Japanese artist Yutaka Hashimoto is hanging a series of oil and acrylic characters at the newly opened gallery Moosey.

In Hashimoto's first solo exhibition in the UK, Study for Null #003, he takes inspiration from Japanese cartoonists, 19th Century English photographers, and Japanese ideology.

He says: “I want people to forget their invisible barriers and borderlines - racial, gender, religious, ideological differences - and feel that they exist as one living mass of flesh, just for the moment they see my artwork.

“I believe that this state is called ‘無 (Mu)’ in Japanese and loosely translates to ‘zero’ or ‘nothing’ in English, ‘null’ in German and computer terms. I am trying to recreate such a state in my artwork. As a result, I came up with the idea of painting character-like portraits that have no face, colour, gender, or nationality.

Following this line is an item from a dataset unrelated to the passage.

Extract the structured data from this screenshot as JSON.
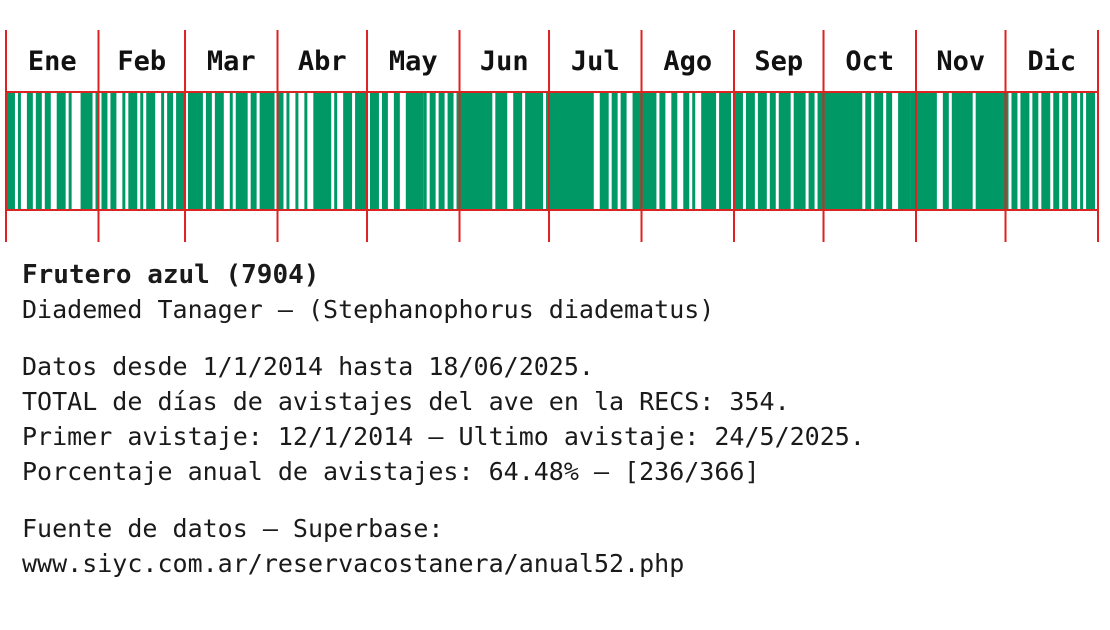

"All of my artwork has been, and always will be, unlikely to make sense. I consider this to be an important factor because if it had a meaning, it would give meaning to the figure itself, and at that point it would no longer be ‘無 (Mu)’."

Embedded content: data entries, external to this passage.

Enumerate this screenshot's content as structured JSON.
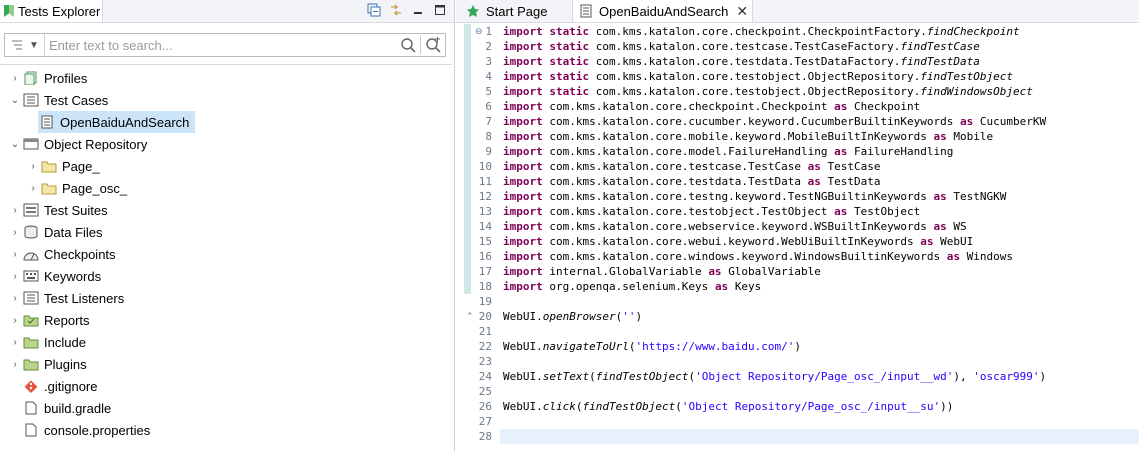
{
  "left_panel": {
    "tab_title": "Tests Explorer",
    "search_placeholder": "Enter text to search...",
    "tree": [
      {
        "label": "Profiles",
        "icon": "profiles-icon"
      },
      {
        "label": "Test Cases",
        "icon": "test-cases-icon"
      },
      {
        "label": "OpenBaiduAndSearch",
        "icon": "test-case-file-icon"
      },
      {
        "label": "Object Repository",
        "icon": "object-repository-icon"
      },
      {
        "label": "Page_",
        "icon": "folder-icon"
      },
      {
        "label": "Page_osc_",
        "icon": "folder-icon"
      },
      {
        "label": "Test Suites",
        "icon": "test-suites-icon"
      },
      {
        "label": "Data Files",
        "icon": "data-files-icon"
      },
      {
        "label": "Checkpoints",
        "icon": "checkpoints-icon"
      },
      {
        "label": "Keywords",
        "icon": "keywords-icon"
      },
      {
        "label": "Test Listeners",
        "icon": "test-listeners-icon"
      },
      {
        "label": "Reports",
        "icon": "reports-icon"
      },
      {
        "label": "Include",
        "icon": "folder-icon"
      },
      {
        "label": "Plugins",
        "icon": "folder-icon"
      },
      {
        "label": ".gitignore",
        "icon": "git-icon"
      },
      {
        "label": "build.gradle",
        "icon": "file-icon"
      },
      {
        "label": "console.properties",
        "icon": "file-icon"
      }
    ]
  },
  "editor": {
    "tabs": [
      {
        "label": "Start Page"
      },
      {
        "label": "OpenBaiduAndSearch"
      }
    ],
    "line_numbers": [
      "1",
      "2",
      "3",
      "4",
      "5",
      "6",
      "7",
      "8",
      "9",
      "10",
      "11",
      "12",
      "13",
      "14",
      "15",
      "16",
      "17",
      "18",
      "19",
      "20",
      "21",
      "22",
      "23",
      "24",
      "25",
      "26",
      "27",
      "28"
    ],
    "lines": [
      [
        {
          "t": "import static ",
          "c": "kw"
        },
        {
          "t": "com.kms.katalon.core.checkpoint.CheckpointFactory."
        },
        {
          "t": "findCheckpoint",
          "c": "it"
        }
      ],
      [
        {
          "t": "import static ",
          "c": "kw"
        },
        {
          "t": "com.kms.katalon.core.testcase.TestCaseFactory."
        },
        {
          "t": "findTestCase",
          "c": "it"
        }
      ],
      [
        {
          "t": "import static ",
          "c": "kw"
        },
        {
          "t": "com.kms.katalon.core.testdata.TestDataFactory."
        },
        {
          "t": "findTestData",
          "c": "it"
        }
      ],
      [
        {
          "t": "import static ",
          "c": "kw"
        },
        {
          "t": "com.kms.katalon.core.testobject.ObjectRepository."
        },
        {
          "t": "findTestObject",
          "c": "it"
        }
      ],
      [
        {
          "t": "import static ",
          "c": "kw"
        },
        {
          "t": "com.kms.katalon.core.testobject.ObjectRepository."
        },
        {
          "t": "findWindowsObject",
          "c": "it"
        }
      ],
      [
        {
          "t": "import ",
          "c": "kw"
        },
        {
          "t": "com.kms.katalon.core.checkpoint.Checkpoint "
        },
        {
          "t": "as ",
          "c": "kw"
        },
        {
          "t": "Checkpoint"
        }
      ],
      [
        {
          "t": "import ",
          "c": "kw"
        },
        {
          "t": "com.kms.katalon.core.cucumber.keyword.CucumberBuiltinKeywords "
        },
        {
          "t": "as ",
          "c": "kw"
        },
        {
          "t": "CucumberKW"
        }
      ],
      [
        {
          "t": "import ",
          "c": "kw"
        },
        {
          "t": "com.kms.katalon.core.mobile.keyword.MobileBuiltInKeywords "
        },
        {
          "t": "as ",
          "c": "kw"
        },
        {
          "t": "Mobile"
        }
      ],
      [
        {
          "t": "import ",
          "c": "kw"
        },
        {
          "t": "com.kms.katalon.core.model.FailureHandling "
        },
        {
          "t": "as ",
          "c": "kw"
        },
        {
          "t": "FailureHandling"
        }
      ],
      [
        {
          "t": "import ",
          "c": "kw"
        },
        {
          "t": "com.kms.katalon.core.testcase.TestCase "
        },
        {
          "t": "as ",
          "c": "kw"
        },
        {
          "t": "TestCase"
        }
      ],
      [
        {
          "t": "import ",
          "c": "kw"
        },
        {
          "t": "com.kms.katalon.core.testdata.TestData "
        },
        {
          "t": "as ",
          "c": "kw"
        },
        {
          "t": "TestData"
        }
      ],
      [
        {
          "t": "import ",
          "c": "kw"
        },
        {
          "t": "com.kms.katalon.core.testng.keyword.TestNGBuiltinKeywords "
        },
        {
          "t": "as ",
          "c": "kw"
        },
        {
          "t": "TestNGKW"
        }
      ],
      [
        {
          "t": "import ",
          "c": "kw"
        },
        {
          "t": "com.kms.katalon.core.testobject.TestObject "
        },
        {
          "t": "as ",
          "c": "kw"
        },
        {
          "t": "TestObject"
        }
      ],
      [
        {
          "t": "import ",
          "c": "kw"
        },
        {
          "t": "com.kms.katalon.core.webservice.keyword.WSBuiltInKeywords "
        },
        {
          "t": "as ",
          "c": "kw"
        },
        {
          "t": "WS"
        }
      ],
      [
        {
          "t": "import ",
          "c": "kw"
        },
        {
          "t": "com.kms.katalon.core.webui.keyword.WebUiBuiltInKeywords "
        },
        {
          "t": "as ",
          "c": "kw"
        },
        {
          "t": "WebUI"
        }
      ],
      [
        {
          "t": "import ",
          "c": "kw"
        },
        {
          "t": "com.kms.katalon.core.windows.keyword.WindowsBuiltinKeywords "
        },
        {
          "t": "as ",
          "c": "kw"
        },
        {
          "t": "Windows"
        }
      ],
      [
        {
          "t": "import ",
          "c": "kw"
        },
        {
          "t": "internal.GlobalVariable "
        },
        {
          "t": "as ",
          "c": "kw"
        },
        {
          "t": "GlobalVariable"
        }
      ],
      [
        {
          "t": "import ",
          "c": "kw"
        },
        {
          "t": "org.openqa.selenium.Keys "
        },
        {
          "t": "as ",
          "c": "kw"
        },
        {
          "t": "Keys"
        }
      ],
      [],
      [
        {
          "t": "WebUI."
        },
        {
          "t": "openBrowser",
          "c": "it"
        },
        {
          "t": "("
        },
        {
          "t": "''",
          "c": "str"
        },
        {
          "t": ")"
        }
      ],
      [],
      [
        {
          "t": "WebUI."
        },
        {
          "t": "navigateToUrl",
          "c": "it"
        },
        {
          "t": "("
        },
        {
          "t": "'https://www.baidu.com/'",
          "c": "str"
        },
        {
          "t": ")"
        }
      ],
      [],
      [
        {
          "t": "WebUI."
        },
        {
          "t": "setText",
          "c": "it"
        },
        {
          "t": "("
        },
        {
          "t": "findTestObject",
          "c": "it"
        },
        {
          "t": "("
        },
        {
          "t": "'Object Repository/Page_osc_/input__wd'",
          "c": "str"
        },
        {
          "t": "), "
        },
        {
          "t": "'oscar999'",
          "c": "str"
        },
        {
          "t": ")"
        }
      ],
      [],
      [
        {
          "t": "WebUI."
        },
        {
          "t": "click",
          "c": "it"
        },
        {
          "t": "("
        },
        {
          "t": "findTestObject",
          "c": "it"
        },
        {
          "t": "("
        },
        {
          "t": "'Object Repository/Page_osc_/input__su'",
          "c": "str"
        },
        {
          "t": "))"
        }
      ],
      [],
      []
    ]
  },
  "colors": {
    "keyword": "#7f0055",
    "string": "#2a00ff",
    "line_number": "#6c7a89",
    "selection": "#cce4f7",
    "current_line": "#e8f2fe"
  }
}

Moosey Art is Norwich-based contemporary art publisher. It opened galleries in Norwich and London subsequently as the screen-printing and art supplying grew.

Exhibitions so far at the gallery have been with artists the publisher has worked with previously. Gallery manager, Kane Sawyer, says how the work chosen often has a "sense of fun or sinister playfulness".

Study for Null #003 is open until December 23 at Moosey Art, located in Labour in Vain yard off Guildhall Hill, Norwich. Open Wednesday - Saturday 10 - 5pm.